[TASK INPUTS — start]

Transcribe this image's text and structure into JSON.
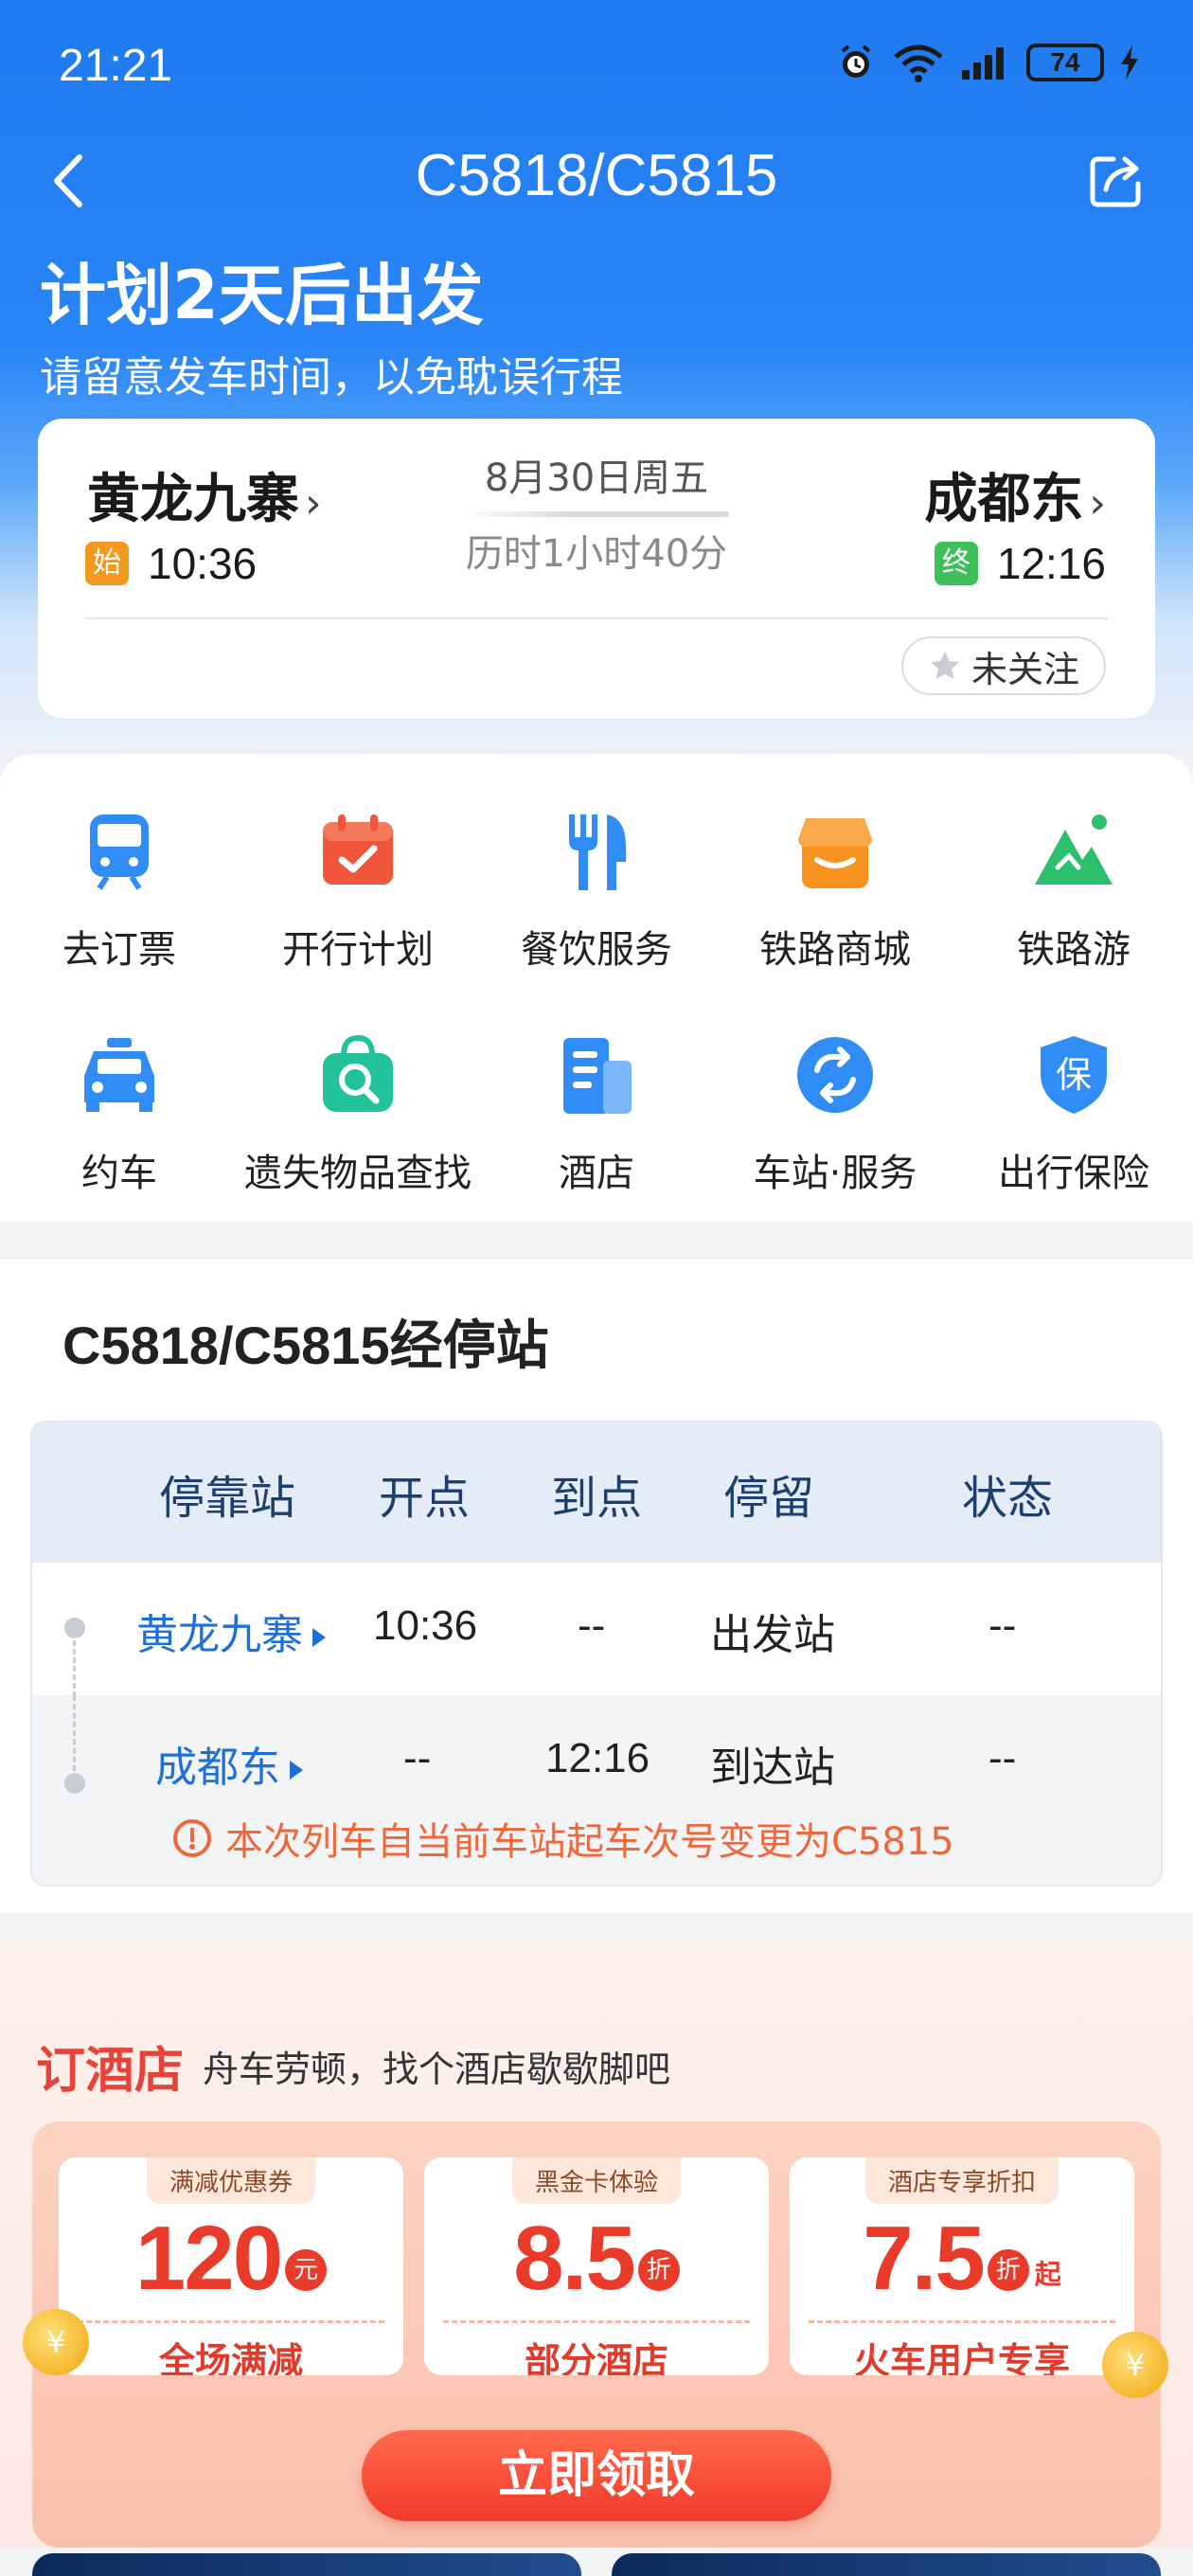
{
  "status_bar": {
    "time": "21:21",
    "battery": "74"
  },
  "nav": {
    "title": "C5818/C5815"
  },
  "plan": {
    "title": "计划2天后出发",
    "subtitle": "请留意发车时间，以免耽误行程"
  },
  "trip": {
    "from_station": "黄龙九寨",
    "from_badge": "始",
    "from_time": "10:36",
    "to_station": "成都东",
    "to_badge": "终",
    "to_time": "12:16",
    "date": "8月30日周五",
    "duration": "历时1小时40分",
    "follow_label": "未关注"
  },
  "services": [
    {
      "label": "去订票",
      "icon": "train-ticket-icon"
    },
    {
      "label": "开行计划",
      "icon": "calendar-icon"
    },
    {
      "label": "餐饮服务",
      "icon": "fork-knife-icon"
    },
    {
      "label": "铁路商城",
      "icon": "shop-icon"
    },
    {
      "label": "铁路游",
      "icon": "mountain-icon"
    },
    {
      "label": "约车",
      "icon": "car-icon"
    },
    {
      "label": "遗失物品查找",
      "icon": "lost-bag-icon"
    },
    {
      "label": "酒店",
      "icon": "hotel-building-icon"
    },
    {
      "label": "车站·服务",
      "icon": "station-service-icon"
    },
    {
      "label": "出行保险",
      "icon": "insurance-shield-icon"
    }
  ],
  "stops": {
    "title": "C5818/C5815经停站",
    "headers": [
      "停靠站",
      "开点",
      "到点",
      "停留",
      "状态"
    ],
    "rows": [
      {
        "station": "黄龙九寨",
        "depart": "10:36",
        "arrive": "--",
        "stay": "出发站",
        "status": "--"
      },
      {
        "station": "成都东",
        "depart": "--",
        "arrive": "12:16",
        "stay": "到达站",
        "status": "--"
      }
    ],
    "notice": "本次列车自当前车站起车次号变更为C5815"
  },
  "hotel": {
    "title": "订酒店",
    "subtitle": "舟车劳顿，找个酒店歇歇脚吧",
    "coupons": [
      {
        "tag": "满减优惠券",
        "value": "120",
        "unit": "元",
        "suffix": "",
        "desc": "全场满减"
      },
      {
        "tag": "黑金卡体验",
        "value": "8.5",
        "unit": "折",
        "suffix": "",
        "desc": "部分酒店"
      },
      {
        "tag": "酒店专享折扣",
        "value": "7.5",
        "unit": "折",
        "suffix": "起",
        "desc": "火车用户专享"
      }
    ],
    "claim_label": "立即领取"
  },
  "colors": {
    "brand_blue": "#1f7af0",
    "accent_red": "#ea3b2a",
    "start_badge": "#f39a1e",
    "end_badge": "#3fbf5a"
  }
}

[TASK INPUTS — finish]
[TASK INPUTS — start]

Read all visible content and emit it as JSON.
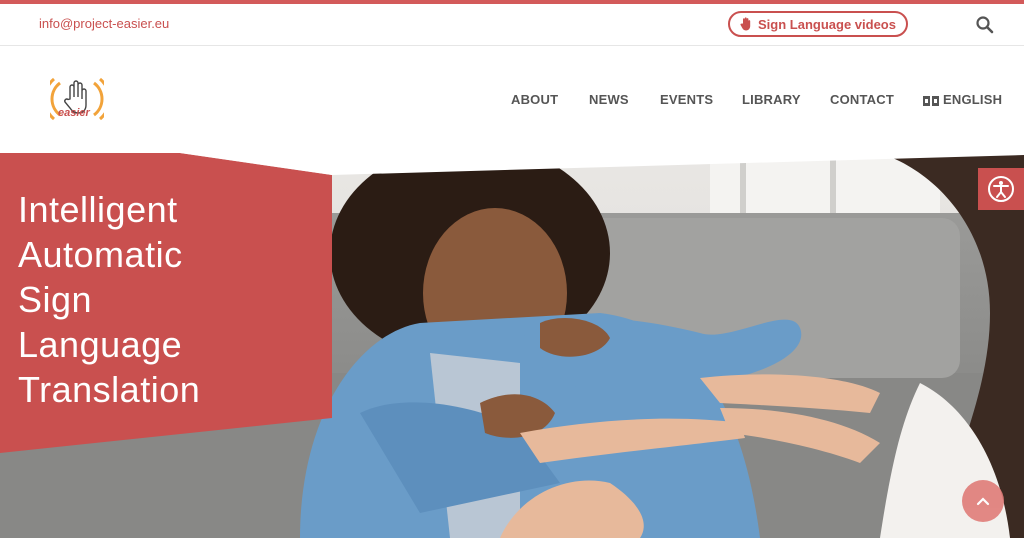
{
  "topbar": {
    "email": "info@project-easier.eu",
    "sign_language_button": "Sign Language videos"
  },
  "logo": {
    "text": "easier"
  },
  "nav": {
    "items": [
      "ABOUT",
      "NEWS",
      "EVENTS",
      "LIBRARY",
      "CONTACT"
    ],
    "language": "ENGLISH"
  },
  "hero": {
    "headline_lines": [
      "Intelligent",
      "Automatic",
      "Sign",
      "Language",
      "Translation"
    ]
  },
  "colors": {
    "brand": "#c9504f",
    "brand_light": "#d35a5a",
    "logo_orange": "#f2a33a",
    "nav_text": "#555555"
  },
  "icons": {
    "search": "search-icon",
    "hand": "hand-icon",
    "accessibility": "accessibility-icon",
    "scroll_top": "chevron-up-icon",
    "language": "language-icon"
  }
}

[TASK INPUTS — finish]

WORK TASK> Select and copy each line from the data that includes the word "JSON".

OUTPUT OF THE EXERCISE>
Transcribe this image's text and structure into JSON.
Read all visible content and emit it as JSON.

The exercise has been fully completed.